◆ Task objective ◆
Using the records below, return exactly the lines from the one containing "What's the underlying" through the last, and omit pictures.

________________________________________

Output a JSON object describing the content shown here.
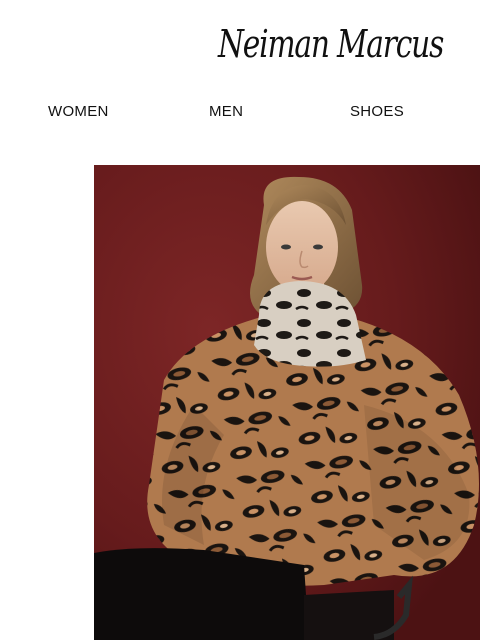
{
  "brand": {
    "logo_text": "Neiman Marcus"
  },
  "nav": {
    "items": [
      {
        "label": "WOMEN"
      },
      {
        "label": "MEN"
      },
      {
        "label": "SHOES"
      }
    ]
  },
  "hero": {
    "background_color": "#6e1f1f",
    "subject": "model-in-leopard-print-faux-fur-jacket"
  }
}
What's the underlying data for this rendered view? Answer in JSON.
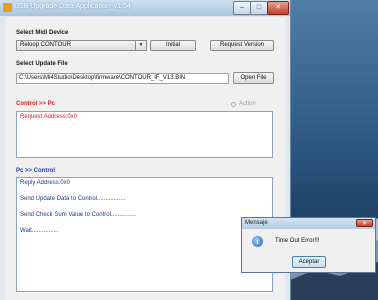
{
  "window": {
    "title": "USB Upgrade Data Application_v1.04",
    "minimize_glyph": "–",
    "maximize_glyph": "□",
    "close_glyph": "✕"
  },
  "device": {
    "label": "Select Midi Device",
    "selected": "Reloop CONTOUR",
    "initial_button": "Initial",
    "request_version_button": "Request Version"
  },
  "update_file": {
    "label": "Select Update File",
    "path": "C:\\Users\\Mi4Studio\\Desktop\\firmware\\CONTOUR_IF_V13.BIN",
    "open_button": "Open File"
  },
  "control_to_pc": {
    "label": "Control >> Pc",
    "action_label": "Action",
    "lines": [
      "Request Address:0x0"
    ]
  },
  "pc_to_control": {
    "label": "Pc >> Control",
    "lines": [
      "Reply Address:0x0",
      "Send Update Data to Control.................",
      "Send Check Sum Value to Control...............",
      "Wait................"
    ]
  },
  "dialog": {
    "title": "Mensaje",
    "close_glyph": "✕",
    "icon_glyph": "i",
    "message": "Time Out Error!!!",
    "ok_button": "Aceptar"
  },
  "colors": {
    "control_to_pc_label": "#e02020",
    "pc_to_control_label": "#1e3ab0",
    "log_text": "#1e3a8a",
    "request_line": "#d02020"
  }
}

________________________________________

◆ Completed exercise ◆
What's the underlying data for this rendered view? Answer in JSON.
{
  "window": {
    "title": "USB Upgrade Data Application_v1.04",
    "minimize_glyph": "–",
    "maximize_glyph": "□",
    "close_glyph": "✕"
  },
  "device": {
    "label": "Select Midi Device",
    "selected": "Reloop CONTOUR",
    "initial_button": "Initial",
    "request_version_button": "Request Version"
  },
  "update_file": {
    "label": "Select Update File",
    "path": "C:\\Users\\Mi4Studio\\Desktop\\firmware\\CONTOUR_IF_V13.BIN",
    "open_button": "Open File"
  },
  "control_to_pc": {
    "label": "Control >> Pc",
    "action_label": "Action",
    "lines": [
      "Request Address:0x0"
    ]
  },
  "pc_to_control": {
    "label": "Pc >> Control",
    "lines": [
      "Reply Address:0x0",
      "Send Update Data to Control.................",
      "Send Check Sum Value to Control...............",
      "Wait................"
    ]
  },
  "dialog": {
    "title": "Mensaje",
    "close_glyph": "✕",
    "icon_glyph": "i",
    "message": "Time Out Error!!!",
    "ok_button": "Aceptar"
  },
  "colors": {
    "control_to_pc_label": "#e02020",
    "pc_to_control_label": "#1e3ab0",
    "log_text": "#1e3a8a",
    "request_line": "#d02020"
  }
}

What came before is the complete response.